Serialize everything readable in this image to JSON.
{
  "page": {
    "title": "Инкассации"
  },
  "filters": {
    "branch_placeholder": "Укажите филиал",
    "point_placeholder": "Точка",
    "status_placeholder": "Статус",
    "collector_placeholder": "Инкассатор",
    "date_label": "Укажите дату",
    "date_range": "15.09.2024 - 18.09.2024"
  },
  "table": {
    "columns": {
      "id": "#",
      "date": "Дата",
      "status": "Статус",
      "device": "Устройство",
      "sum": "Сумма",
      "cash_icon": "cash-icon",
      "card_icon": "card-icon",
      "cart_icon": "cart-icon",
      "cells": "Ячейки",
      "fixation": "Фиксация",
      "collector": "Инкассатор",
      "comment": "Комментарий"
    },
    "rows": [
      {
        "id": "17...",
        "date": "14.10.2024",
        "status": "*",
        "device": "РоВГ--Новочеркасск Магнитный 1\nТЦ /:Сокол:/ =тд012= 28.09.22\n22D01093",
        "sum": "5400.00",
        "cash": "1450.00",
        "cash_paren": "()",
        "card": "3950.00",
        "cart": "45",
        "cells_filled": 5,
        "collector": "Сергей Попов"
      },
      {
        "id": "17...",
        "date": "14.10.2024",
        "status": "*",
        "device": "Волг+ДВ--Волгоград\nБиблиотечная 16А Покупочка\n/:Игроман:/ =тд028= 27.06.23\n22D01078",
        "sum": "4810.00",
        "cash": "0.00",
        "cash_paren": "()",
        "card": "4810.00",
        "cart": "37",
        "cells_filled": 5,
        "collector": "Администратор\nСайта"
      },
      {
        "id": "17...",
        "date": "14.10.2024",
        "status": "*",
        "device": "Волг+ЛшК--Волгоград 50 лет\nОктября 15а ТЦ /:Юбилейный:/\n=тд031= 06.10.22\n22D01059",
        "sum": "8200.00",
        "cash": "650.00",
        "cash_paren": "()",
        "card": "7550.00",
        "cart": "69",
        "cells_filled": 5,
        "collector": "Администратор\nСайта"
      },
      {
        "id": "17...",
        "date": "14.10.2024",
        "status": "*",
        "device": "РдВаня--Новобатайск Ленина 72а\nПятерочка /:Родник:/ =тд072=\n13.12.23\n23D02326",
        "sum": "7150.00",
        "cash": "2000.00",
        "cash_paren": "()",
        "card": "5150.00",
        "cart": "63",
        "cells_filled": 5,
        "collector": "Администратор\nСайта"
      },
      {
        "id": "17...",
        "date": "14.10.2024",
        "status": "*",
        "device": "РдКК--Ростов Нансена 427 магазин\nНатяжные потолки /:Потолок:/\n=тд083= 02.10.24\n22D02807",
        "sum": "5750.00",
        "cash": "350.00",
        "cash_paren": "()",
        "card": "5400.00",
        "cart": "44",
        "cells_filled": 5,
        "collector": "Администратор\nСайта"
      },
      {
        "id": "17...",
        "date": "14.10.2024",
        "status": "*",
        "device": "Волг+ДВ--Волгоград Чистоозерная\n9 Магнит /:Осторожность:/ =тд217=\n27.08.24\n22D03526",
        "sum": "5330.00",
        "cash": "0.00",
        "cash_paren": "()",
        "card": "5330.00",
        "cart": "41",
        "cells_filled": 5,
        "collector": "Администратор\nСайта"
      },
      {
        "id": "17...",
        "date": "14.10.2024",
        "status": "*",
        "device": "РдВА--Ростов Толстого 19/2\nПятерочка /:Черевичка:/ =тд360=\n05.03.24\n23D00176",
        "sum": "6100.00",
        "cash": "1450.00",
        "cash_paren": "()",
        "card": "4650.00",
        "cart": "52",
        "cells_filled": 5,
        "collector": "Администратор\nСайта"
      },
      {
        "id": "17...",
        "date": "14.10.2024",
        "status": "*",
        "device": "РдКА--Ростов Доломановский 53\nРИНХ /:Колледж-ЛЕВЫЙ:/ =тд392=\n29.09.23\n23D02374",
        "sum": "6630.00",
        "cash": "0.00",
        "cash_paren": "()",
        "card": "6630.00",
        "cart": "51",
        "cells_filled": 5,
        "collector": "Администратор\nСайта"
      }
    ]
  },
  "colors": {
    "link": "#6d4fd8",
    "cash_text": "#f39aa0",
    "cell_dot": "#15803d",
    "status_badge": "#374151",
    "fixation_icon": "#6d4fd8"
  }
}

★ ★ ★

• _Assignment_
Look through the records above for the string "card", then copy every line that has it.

• _Solved exercise_
      "card_icon": "card-icon",
        "card": "3950.00",
        "card": "4810.00",
        "card": "7550.00",
        "card": "5150.00",
        "card": "5400.00",
        "card": "5330.00",
        "card": "4650.00",
        "card": "6630.00",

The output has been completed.